#### [How to complete this task]
Please print the records below word for word.

(Items from a dataset)
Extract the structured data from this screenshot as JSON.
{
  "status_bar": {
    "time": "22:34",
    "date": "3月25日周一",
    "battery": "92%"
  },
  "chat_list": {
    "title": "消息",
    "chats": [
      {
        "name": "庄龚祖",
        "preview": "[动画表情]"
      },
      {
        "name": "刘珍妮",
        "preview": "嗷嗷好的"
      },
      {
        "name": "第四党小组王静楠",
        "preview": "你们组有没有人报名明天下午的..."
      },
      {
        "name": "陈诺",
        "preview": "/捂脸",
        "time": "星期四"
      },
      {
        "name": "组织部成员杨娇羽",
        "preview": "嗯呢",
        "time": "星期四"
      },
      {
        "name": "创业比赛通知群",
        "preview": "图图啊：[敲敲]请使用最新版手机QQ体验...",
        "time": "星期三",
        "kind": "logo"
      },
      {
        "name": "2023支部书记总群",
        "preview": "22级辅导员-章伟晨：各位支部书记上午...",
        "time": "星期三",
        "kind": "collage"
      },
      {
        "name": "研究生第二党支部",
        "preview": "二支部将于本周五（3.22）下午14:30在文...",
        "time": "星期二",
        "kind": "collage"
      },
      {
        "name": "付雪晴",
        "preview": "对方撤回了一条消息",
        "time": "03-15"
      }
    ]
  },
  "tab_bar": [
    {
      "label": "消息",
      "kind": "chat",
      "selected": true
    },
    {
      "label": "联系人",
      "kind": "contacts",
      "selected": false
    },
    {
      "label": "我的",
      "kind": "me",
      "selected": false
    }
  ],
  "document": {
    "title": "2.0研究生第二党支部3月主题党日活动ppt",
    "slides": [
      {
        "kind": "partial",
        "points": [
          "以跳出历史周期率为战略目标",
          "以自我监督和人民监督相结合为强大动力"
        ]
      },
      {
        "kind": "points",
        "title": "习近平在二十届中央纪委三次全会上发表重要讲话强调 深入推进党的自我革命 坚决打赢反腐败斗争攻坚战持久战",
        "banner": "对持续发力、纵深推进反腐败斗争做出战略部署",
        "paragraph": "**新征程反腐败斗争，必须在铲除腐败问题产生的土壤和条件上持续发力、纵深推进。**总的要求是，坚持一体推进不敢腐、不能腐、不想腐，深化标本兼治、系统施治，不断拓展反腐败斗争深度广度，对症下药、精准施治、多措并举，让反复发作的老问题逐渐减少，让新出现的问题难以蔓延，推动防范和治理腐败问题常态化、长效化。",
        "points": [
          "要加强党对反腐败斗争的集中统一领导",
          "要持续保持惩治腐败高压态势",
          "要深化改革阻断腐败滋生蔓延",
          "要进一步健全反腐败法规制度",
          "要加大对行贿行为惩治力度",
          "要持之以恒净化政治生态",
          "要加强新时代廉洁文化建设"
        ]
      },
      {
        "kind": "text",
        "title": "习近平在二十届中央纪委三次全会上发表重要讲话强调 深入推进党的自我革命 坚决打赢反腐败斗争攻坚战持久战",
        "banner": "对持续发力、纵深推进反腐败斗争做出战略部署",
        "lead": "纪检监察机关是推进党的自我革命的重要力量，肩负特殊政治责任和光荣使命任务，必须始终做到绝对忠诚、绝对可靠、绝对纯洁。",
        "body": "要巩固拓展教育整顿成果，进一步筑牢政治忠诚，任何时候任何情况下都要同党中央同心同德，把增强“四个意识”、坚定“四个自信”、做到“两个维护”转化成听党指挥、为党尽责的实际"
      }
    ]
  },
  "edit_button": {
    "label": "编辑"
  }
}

#### [Final answer]
Extract the structured data from this screenshot as JSON.
{
  "status_bar": {
    "time": "22:34",
    "date": "3月25日周一",
    "battery": "92%"
  },
  "chat_list": {
    "title": "消息",
    "chats": [
      {
        "name": "庄龚祖",
        "preview": "[动画表情]"
      },
      {
        "name": "刘珍妮",
        "preview": "嗷嗷好的"
      },
      {
        "name": "第四党小组王静楠",
        "preview": "你们组有没有人报名明天下午的..."
      },
      {
        "name": "陈诺",
        "preview": "/捂脸",
        "time": "星期四"
      },
      {
        "name": "组织部成员杨娇羽",
        "preview": "嗯呢",
        "time": "星期四"
      },
      {
        "name": "创业比赛通知群",
        "preview": "图图啊：[敲敲]请使用最新版手机QQ体验...",
        "time": "星期三",
        "kind": "logo"
      },
      {
        "name": "2023支部书记总群",
        "preview": "22级辅导员-章伟晨：各位支部书记上午...",
        "time": "星期三",
        "kind": "collage"
      },
      {
        "name": "研究生第二党支部",
        "preview": "二支部将于本周五（3.22）下午14:30在文...",
        "time": "星期二",
        "kind": "collage"
      },
      {
        "name": "付雪晴",
        "preview": "对方撤回了一条消息",
        "time": "03-15"
      }
    ]
  },
  "tab_bar": [
    {
      "label": "消息",
      "kind": "chat",
      "selected": true
    },
    {
      "label": "联系人",
      "kind": "contacts",
      "selected": false
    },
    {
      "label": "我的",
      "kind": "me",
      "selected": false
    }
  ],
  "document": {
    "title": "2.0研究生第二党支部3月主题党日活动ppt",
    "slides": [
      {
        "kind": "partial",
        "points": [
          "以跳出历史周期率为战略目标",
          "以自我监督和人民监督相结合为强大动力"
        ]
      },
      {
        "kind": "points",
        "title": "习近平在二十届中央纪委三次全会上发表重要讲话强调 深入推进党的自我革命 坚决打赢反腐败斗争攻坚战持久战",
        "banner": "对持续发力、纵深推进反腐败斗争做出战略部署",
        "paragraph": "**新征程反腐败斗争，必须在铲除腐败问题产生的土壤和条件上持续发力、纵深推进。**总的要求是，坚持一体推进不敢腐、不能腐、不想腐，深化标本兼治、系统施治，不断拓展反腐败斗争深度广度，对症下药、精准施治、多措并举，让反复发作的老问题逐渐减少，让新出现的问题难以蔓延，推动防范和治理腐败问题常态化、长效化。",
        "points": [
          "要加强党对反腐败斗争的集中统一领导",
          "要持续保持惩治腐败高压态势",
          "要深化改革阻断腐败滋生蔓延",
          "要进一步健全反腐败法规制度",
          "要加大对行贿行为惩治力度",
          "要持之以恒净化政治生态",
          "要加强新时代廉洁文化建设"
        ]
      },
      {
        "kind": "text",
        "title": "习近平在二十届中央纪委三次全会上发表重要讲话强调 深入推进党的自我革命 坚决打赢反腐败斗争攻坚战持久战",
        "banner": "对持续发力、纵深推进反腐败斗争做出战略部署",
        "lead": "纪检监察机关是推进党的自我革命的重要力量，肩负特殊政治责任和光荣使命任务，必须始终做到绝对忠诚、绝对可靠、绝对纯洁。",
        "body": "要巩固拓展教育整顿成果，进一步筑牢政治忠诚，任何时候任何情况下都要同党中央同心同德，把增强“四个意识”、坚定“四个自信”、做到“两个维护”转化成听党指挥、为党尽责的实际"
      }
    ]
  },
  "edit_button": {
    "label": "编辑"
  }
}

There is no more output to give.